- Ensure stakeholder participation from across the care continuum, including patients and caregivers.
- Identify the “minimum necessary” business rules for trusted exchange to enhance care coordination.
- Standardize and adopt identity management approaches.
- Improve usability for data use to support direct care and research.
Let’s briefly discuss each of these points:
1. Demand Integration
HIMSS believes healthcare interoperability approaches and trusted exchanged frameworks must be integrated for better collaboration and improved data access. This means finding common ground—or shared meaning and methods—for secure health data exchange. If done right, health integration can lead to better quality, more affordable care.
2. Educate the Community
To achieve proper implementation of integrated care systems, the health IT community must receive comprehensive education on existing standards, data formats, and use cases. HIMSS believes the community needs more resources (such as implementation guides) and convening opportunities to acquire the necessary knowledge. Such education would improve the consistency of health data exchange and pave the way for interoperability success.
3. Ensure Stakeholder Participation
Currently, interoperability approaches and health data exchange frameworks mostly exist in the acute and ambulatory care settings and focus on data access and exchange at the provider level. HIMSS believes all healthcare stakeholders—including patients, caregivers, payers, and non-traditional providers—should play a role. To that end, the health IT community must make an effort to address interoperability gaps in specific areas, such as behavioral health, and to focus on patient-directed electronic health data exchange.
4. Identify Business Rules for Trusted Exchange
The diverse healthcare ecosystem is in need of some basic business, legal, privacy, and technical rules that set forth a baseline framework for trusted and secure data exchange. These protocols would simplify the interoperability onboarding process and enable better care coordination. HIMSS believes the Health Information Technology Advisory Committee should facilitate the creation of these protocols but allow the public to provide comments and feedback.
5. Standardize Identity Management Approaches
The lack of a strong identity management solution remains a major barrier to secure data exchange and integration in the healthcare environment. HIMSS believes now is the time for the healthcare industry to adopt a standardized framework for patient identity matching. This would allow healthcare professionals to quickly and accurately match patients to their data across various clinical and insurance settings.
6. Improve Data Usability
The final step to successfully implementing interoperability approaches and trusted exchange frameworks is improving health data usability. Currently, secure data sharing often involves low-quality data that does not improve the delivery of care or patient outcomes. HIMSS believes health IT stakeholders must prioritize usability by focusing on implementation of terminology standards and protocols.

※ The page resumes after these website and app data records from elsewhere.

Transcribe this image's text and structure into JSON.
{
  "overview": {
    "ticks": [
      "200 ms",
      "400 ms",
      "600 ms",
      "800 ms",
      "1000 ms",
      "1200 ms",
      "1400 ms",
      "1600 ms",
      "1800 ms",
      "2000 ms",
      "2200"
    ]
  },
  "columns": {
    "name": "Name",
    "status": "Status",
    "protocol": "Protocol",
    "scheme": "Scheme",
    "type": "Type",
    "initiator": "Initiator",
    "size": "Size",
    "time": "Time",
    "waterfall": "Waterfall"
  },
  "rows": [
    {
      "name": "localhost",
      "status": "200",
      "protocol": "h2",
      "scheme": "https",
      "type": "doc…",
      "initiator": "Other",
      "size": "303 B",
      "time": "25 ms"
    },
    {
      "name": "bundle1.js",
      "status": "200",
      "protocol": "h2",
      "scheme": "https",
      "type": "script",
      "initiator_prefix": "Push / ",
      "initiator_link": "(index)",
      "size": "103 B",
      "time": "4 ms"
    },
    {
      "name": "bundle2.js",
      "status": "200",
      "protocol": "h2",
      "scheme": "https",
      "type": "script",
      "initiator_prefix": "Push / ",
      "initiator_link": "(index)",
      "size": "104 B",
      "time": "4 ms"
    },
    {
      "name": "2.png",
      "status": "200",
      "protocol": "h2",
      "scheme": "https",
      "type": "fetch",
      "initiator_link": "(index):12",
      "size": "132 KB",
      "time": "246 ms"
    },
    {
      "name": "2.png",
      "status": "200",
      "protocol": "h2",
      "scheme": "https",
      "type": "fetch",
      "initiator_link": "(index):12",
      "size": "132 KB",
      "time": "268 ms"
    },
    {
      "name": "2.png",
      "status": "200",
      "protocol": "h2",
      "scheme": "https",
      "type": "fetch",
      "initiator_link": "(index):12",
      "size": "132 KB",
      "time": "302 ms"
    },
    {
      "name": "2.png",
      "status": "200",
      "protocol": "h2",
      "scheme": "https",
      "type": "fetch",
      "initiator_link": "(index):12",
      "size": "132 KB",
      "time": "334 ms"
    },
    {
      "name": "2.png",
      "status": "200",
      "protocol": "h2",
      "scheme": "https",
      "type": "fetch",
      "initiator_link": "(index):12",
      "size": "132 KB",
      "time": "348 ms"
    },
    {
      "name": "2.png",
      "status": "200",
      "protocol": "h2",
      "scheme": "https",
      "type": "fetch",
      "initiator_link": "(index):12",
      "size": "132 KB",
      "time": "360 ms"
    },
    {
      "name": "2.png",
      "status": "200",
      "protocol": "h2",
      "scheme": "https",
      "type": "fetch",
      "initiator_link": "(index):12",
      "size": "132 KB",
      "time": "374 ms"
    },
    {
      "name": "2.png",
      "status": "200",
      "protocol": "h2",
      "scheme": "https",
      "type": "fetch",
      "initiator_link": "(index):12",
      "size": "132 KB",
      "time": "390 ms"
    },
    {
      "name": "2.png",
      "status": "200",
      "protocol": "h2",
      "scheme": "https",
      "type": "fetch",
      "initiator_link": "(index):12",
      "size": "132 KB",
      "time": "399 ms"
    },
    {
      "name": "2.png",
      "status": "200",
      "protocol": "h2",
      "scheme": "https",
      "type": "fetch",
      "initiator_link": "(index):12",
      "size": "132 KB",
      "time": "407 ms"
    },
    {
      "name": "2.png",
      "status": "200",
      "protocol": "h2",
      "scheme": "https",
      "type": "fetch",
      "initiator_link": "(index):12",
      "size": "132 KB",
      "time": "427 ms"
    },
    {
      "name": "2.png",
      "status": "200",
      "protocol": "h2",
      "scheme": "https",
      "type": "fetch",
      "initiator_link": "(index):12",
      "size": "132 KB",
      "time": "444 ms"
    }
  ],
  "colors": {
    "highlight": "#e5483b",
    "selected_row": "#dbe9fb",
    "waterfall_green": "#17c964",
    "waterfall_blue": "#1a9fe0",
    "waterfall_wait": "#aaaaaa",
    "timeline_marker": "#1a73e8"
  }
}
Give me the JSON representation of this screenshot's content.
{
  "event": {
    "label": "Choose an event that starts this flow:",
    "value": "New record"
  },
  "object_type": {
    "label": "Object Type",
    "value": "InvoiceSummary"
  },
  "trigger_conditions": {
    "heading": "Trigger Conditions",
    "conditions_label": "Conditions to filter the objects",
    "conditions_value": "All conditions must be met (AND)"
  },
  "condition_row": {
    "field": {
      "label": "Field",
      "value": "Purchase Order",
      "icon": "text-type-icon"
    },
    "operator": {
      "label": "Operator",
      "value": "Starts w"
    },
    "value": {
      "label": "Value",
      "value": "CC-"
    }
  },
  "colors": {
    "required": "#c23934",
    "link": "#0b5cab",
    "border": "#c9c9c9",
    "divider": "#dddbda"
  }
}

HIMSS is calling all healthcare professionals to take a step forward and improve electronic health information exchange. If your organization is taking this to heart, Formstack wants to help. Click below to explore our HIPAA compliant data management solutions.